Each entry below must be repeated exactly, with pictures left out.

[RECORDS FOR THE TASK]

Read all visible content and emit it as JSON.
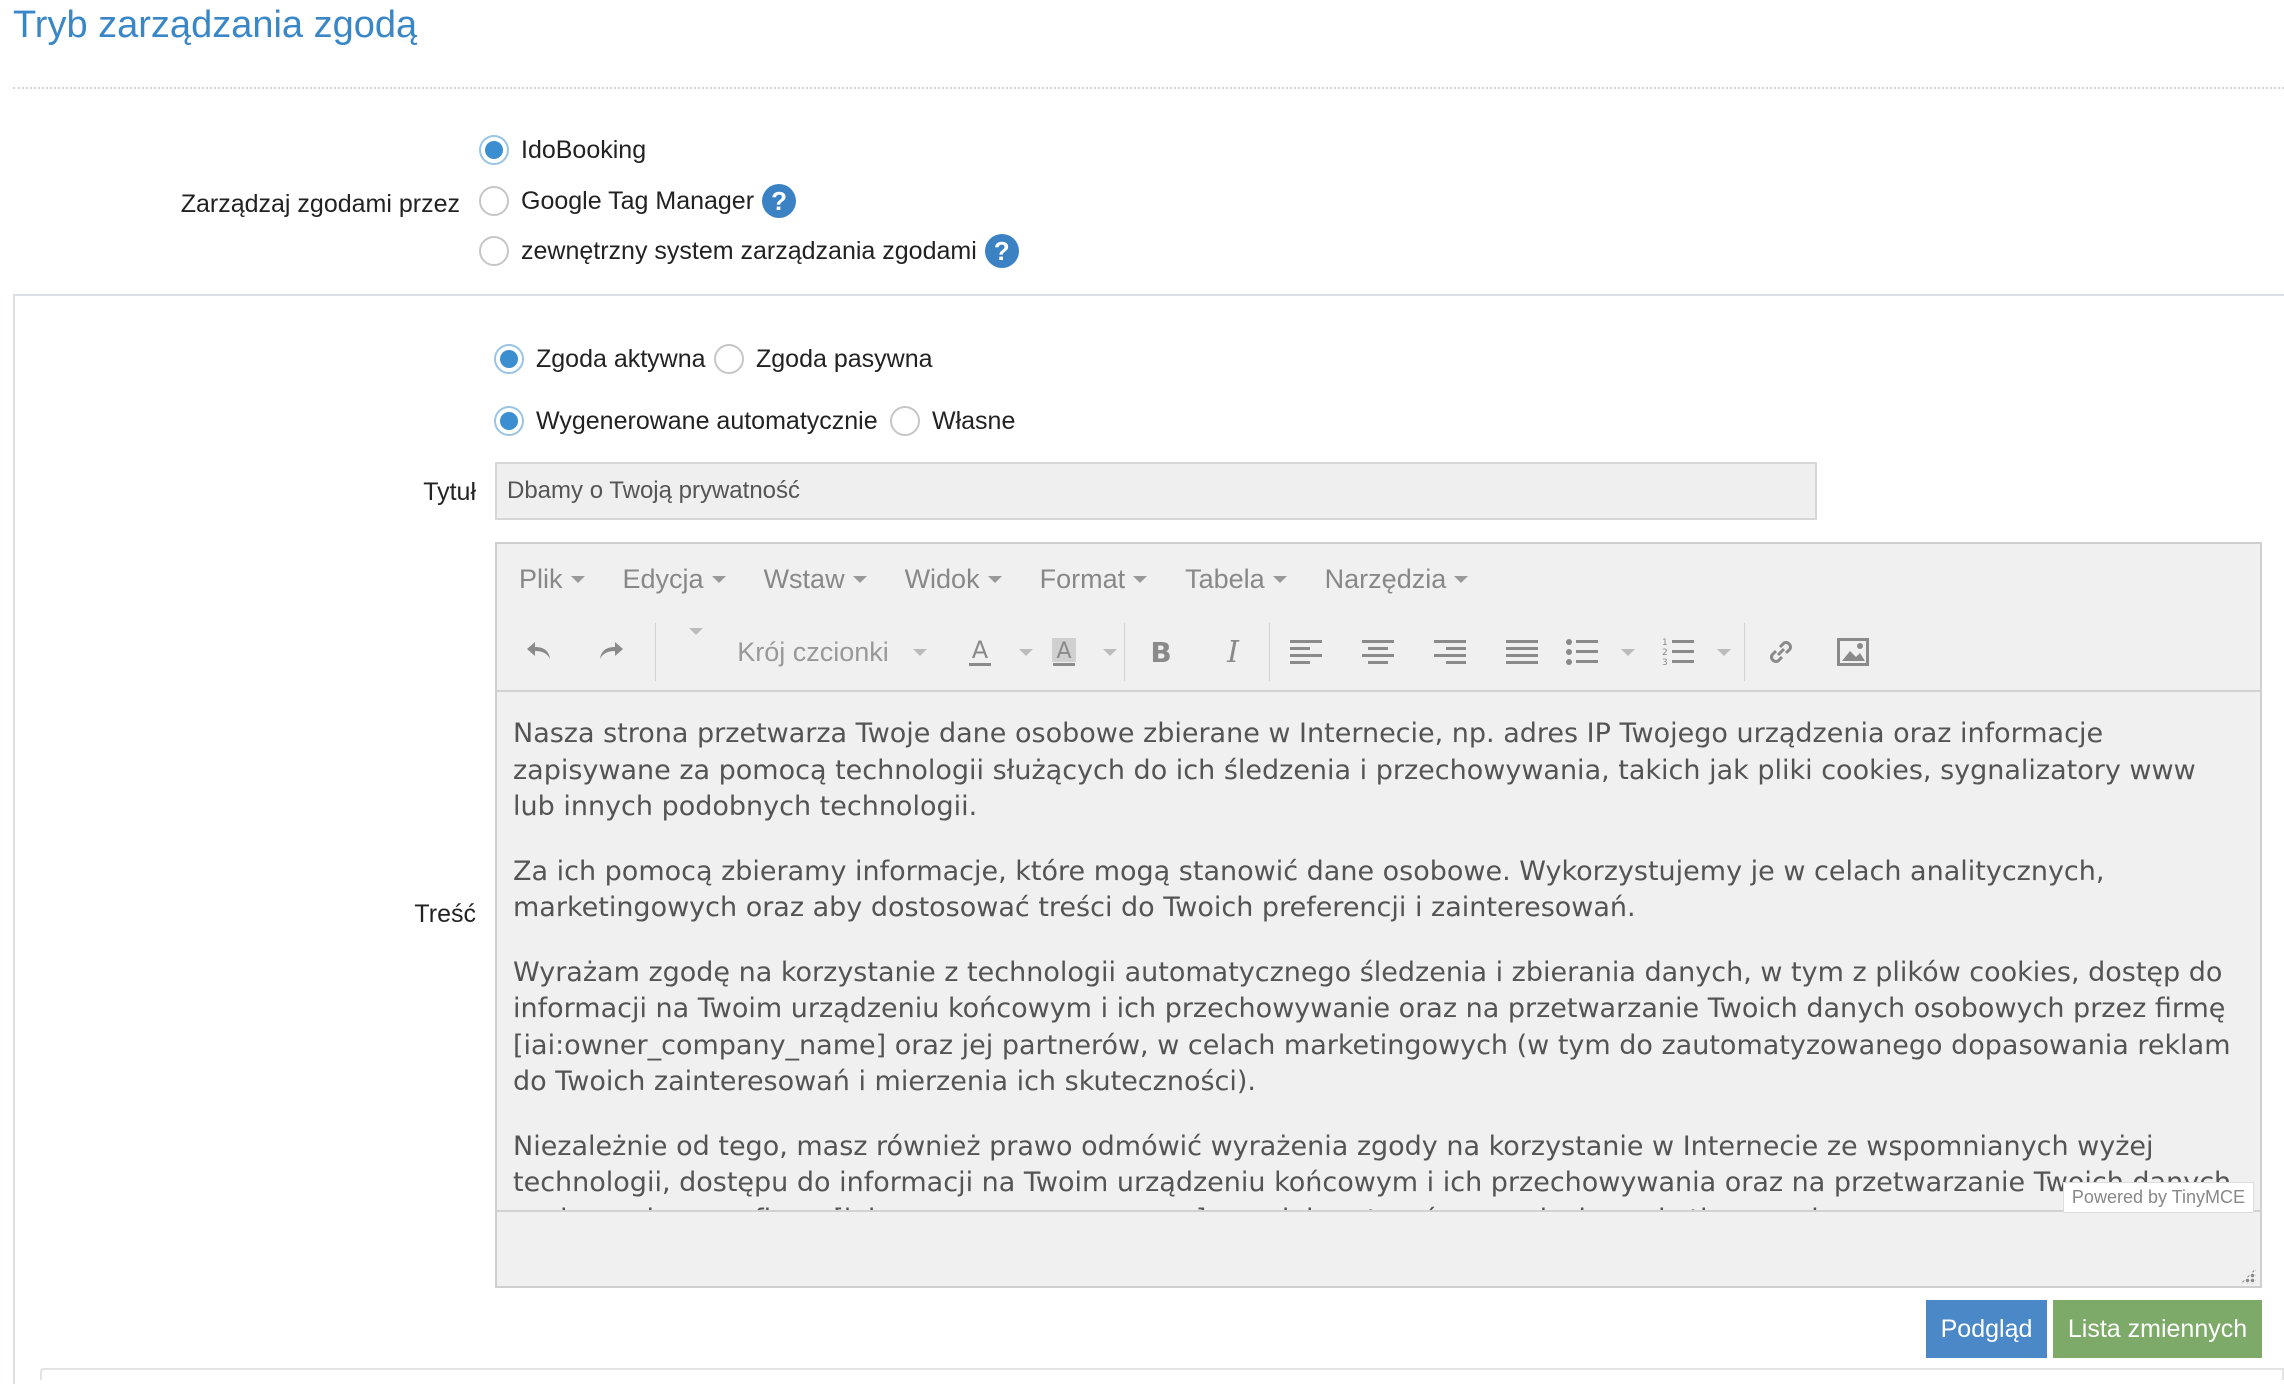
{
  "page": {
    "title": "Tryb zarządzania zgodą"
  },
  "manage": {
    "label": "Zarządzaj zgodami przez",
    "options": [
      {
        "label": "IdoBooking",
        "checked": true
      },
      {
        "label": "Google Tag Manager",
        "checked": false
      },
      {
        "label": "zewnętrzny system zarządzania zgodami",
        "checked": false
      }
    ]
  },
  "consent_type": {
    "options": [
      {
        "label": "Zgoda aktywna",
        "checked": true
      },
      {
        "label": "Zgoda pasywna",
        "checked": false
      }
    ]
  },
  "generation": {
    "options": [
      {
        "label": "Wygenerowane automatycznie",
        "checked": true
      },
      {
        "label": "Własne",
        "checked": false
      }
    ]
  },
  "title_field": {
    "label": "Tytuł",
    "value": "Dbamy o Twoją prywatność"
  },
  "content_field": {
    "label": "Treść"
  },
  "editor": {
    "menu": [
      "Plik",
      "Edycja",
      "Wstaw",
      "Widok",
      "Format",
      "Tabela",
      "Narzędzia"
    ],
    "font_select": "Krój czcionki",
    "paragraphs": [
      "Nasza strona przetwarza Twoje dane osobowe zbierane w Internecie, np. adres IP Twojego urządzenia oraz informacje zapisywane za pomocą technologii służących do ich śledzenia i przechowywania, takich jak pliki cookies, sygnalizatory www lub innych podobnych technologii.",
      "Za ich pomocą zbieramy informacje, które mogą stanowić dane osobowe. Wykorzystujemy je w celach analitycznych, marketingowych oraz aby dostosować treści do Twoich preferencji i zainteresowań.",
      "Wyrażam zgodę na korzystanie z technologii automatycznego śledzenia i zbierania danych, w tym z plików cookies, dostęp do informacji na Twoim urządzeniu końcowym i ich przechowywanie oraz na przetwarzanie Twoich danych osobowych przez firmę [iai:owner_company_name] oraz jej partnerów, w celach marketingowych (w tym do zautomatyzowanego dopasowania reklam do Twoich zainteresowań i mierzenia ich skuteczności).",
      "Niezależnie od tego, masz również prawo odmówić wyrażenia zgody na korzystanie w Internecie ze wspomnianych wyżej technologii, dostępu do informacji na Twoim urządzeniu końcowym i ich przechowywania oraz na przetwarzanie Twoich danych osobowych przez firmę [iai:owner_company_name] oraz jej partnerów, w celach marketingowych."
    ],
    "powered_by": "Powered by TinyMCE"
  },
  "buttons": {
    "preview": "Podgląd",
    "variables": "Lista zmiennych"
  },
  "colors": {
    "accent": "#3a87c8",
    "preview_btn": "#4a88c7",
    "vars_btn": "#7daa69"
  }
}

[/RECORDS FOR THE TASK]

§ **RESPONSE BELOW**:
Read all visible content and emit it as JSON.
{
  "page": {
    "title": "Tryb zarządzania zgodą"
  },
  "manage": {
    "label": "Zarządzaj zgodami przez",
    "options": [
      {
        "label": "IdoBooking",
        "checked": true
      },
      {
        "label": "Google Tag Manager",
        "checked": false
      },
      {
        "label": "zewnętrzny system zarządzania zgodami",
        "checked": false
      }
    ]
  },
  "consent_type": {
    "options": [
      {
        "label": "Zgoda aktywna",
        "checked": true
      },
      {
        "label": "Zgoda pasywna",
        "checked": false
      }
    ]
  },
  "generation": {
    "options": [
      {
        "label": "Wygenerowane automatycznie",
        "checked": true
      },
      {
        "label": "Własne",
        "checked": false
      }
    ]
  },
  "title_field": {
    "label": "Tytuł",
    "value": "Dbamy o Twoją prywatność"
  },
  "content_field": {
    "label": "Treść"
  },
  "editor": {
    "menu": [
      "Plik",
      "Edycja",
      "Wstaw",
      "Widok",
      "Format",
      "Tabela",
      "Narzędzia"
    ],
    "font_select": "Krój czcionki",
    "paragraphs": [
      "Nasza strona przetwarza Twoje dane osobowe zbierane w Internecie, np. adres IP Twojego urządzenia oraz informacje zapisywane za pomocą technologii służących do ich śledzenia i przechowywania, takich jak pliki cookies, sygnalizatory www lub innych podobnych technologii.",
      "Za ich pomocą zbieramy informacje, które mogą stanowić dane osobowe. Wykorzystujemy je w celach analitycznych, marketingowych oraz aby dostosować treści do Twoich preferencji i zainteresowań.",
      "Wyrażam zgodę na korzystanie z technologii automatycznego śledzenia i zbierania danych, w tym z plików cookies, dostęp do informacji na Twoim urządzeniu końcowym i ich przechowywanie oraz na przetwarzanie Twoich danych osobowych przez firmę [iai:owner_company_name] oraz jej partnerów, w celach marketingowych (w tym do zautomatyzowanego dopasowania reklam do Twoich zainteresowań i mierzenia ich skuteczności).",
      "Niezależnie od tego, masz również prawo odmówić wyrażenia zgody na korzystanie w Internecie ze wspomnianych wyżej technologii, dostępu do informacji na Twoim urządzeniu końcowym i ich przechowywania oraz na przetwarzanie Twoich danych osobowych przez firmę [iai:owner_company_name] oraz jej partnerów, w celach marketingowych."
    ],
    "powered_by": "Powered by TinyMCE"
  },
  "buttons": {
    "preview": "Podgląd",
    "variables": "Lista zmiennych"
  },
  "colors": {
    "accent": "#3a87c8",
    "preview_btn": "#4a88c7",
    "vars_btn": "#7daa69"
  }
}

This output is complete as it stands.